▶ **ASSIGNED TASK**: For each line below that contains the word "data", return that line.

▶ **MATERIAL PROVIDED**:
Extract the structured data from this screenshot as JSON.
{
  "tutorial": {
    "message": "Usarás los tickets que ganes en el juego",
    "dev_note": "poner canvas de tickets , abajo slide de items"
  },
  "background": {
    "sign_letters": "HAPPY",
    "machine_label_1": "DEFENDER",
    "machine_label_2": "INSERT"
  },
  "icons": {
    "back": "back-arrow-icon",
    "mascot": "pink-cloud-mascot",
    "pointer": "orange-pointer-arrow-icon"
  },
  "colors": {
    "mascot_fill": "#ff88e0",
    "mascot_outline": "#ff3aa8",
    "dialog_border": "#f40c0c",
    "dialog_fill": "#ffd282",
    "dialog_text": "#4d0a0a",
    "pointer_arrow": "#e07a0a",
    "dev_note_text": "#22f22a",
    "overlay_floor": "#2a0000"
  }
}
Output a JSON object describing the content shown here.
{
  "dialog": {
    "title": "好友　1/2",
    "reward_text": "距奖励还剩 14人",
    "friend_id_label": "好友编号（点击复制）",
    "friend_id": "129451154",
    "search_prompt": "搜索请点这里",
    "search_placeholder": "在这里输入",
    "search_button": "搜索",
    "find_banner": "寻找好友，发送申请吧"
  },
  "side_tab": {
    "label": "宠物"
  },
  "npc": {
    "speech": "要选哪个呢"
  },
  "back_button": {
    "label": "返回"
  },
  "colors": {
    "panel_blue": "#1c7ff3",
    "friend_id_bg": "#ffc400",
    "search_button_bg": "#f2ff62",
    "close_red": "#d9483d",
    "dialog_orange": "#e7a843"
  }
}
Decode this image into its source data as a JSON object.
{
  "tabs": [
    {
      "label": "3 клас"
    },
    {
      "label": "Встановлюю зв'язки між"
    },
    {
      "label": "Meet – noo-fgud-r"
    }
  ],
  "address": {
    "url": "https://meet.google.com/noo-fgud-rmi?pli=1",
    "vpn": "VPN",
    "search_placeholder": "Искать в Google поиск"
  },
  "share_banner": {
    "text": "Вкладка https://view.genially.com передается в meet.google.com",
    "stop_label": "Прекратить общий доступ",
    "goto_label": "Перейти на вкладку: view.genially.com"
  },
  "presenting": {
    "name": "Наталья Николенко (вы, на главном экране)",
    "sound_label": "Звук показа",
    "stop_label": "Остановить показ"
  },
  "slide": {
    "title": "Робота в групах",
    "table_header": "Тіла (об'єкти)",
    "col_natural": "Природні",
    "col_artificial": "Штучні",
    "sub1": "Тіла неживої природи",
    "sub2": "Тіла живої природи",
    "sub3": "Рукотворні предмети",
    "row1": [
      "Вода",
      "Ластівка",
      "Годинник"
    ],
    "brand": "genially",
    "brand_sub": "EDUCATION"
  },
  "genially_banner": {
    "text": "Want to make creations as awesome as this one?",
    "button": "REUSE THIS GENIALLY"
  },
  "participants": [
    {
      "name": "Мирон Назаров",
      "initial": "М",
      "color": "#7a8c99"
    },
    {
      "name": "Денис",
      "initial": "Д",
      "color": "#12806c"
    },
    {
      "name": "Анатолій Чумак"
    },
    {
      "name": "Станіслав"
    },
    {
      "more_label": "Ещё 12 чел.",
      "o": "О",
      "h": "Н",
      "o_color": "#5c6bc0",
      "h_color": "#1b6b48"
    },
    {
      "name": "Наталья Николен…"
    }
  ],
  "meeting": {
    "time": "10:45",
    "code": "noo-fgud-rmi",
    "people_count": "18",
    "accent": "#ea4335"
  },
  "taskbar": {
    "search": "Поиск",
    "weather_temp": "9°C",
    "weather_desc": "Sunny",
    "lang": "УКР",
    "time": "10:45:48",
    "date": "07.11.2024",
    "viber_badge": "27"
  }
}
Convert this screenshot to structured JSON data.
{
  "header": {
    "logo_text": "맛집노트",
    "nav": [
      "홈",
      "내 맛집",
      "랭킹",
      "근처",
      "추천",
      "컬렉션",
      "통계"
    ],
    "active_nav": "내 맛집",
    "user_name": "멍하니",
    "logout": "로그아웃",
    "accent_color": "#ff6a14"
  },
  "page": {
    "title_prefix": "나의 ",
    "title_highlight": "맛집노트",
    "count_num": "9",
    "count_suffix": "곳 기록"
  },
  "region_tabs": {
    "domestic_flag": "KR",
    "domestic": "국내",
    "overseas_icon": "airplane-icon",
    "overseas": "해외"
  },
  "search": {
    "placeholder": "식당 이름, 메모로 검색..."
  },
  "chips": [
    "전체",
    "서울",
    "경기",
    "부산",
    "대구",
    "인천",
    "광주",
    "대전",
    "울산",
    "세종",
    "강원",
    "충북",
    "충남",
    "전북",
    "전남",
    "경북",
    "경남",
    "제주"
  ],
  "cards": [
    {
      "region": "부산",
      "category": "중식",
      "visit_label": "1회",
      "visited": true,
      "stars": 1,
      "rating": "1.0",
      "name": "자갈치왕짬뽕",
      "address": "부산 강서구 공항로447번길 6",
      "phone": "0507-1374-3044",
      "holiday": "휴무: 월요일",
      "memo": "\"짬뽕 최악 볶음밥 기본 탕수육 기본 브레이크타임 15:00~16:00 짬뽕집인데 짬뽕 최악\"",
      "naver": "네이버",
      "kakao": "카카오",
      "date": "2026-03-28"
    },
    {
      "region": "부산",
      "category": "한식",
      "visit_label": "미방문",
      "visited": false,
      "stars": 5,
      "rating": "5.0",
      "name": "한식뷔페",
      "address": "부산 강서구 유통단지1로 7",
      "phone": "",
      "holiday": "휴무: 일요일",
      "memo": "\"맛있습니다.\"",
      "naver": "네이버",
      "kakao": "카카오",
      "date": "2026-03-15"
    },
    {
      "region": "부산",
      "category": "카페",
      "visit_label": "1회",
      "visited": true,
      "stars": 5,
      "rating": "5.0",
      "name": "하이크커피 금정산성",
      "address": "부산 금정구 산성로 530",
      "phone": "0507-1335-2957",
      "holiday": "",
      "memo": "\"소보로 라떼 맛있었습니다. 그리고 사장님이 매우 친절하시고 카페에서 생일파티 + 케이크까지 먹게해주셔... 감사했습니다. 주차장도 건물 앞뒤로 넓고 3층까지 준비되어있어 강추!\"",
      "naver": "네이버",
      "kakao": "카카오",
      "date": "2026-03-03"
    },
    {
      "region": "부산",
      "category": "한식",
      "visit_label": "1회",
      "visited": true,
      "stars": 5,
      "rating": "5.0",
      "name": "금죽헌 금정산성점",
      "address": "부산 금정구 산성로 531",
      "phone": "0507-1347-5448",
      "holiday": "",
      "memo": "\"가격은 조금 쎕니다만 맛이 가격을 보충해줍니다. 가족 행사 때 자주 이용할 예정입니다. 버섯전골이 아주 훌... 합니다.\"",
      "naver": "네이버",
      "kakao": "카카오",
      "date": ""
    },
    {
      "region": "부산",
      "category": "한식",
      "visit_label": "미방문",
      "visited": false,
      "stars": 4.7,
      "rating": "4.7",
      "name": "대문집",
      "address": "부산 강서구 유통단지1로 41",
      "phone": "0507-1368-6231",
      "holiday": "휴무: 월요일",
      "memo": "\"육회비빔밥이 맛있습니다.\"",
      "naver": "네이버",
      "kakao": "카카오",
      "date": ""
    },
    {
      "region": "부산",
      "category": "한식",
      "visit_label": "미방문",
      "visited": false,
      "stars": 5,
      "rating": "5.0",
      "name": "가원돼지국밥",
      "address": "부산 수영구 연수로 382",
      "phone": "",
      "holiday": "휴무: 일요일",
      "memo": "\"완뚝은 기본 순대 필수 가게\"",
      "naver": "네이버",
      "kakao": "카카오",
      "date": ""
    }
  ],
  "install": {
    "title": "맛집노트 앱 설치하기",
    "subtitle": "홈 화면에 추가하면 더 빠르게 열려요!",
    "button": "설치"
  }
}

▶ **TASK RESPONSE**:
Extract the structured data from this screenshot as JSON.
Decode this image into its source data as a JSON object.
Convert this screenshot to structured JSON data.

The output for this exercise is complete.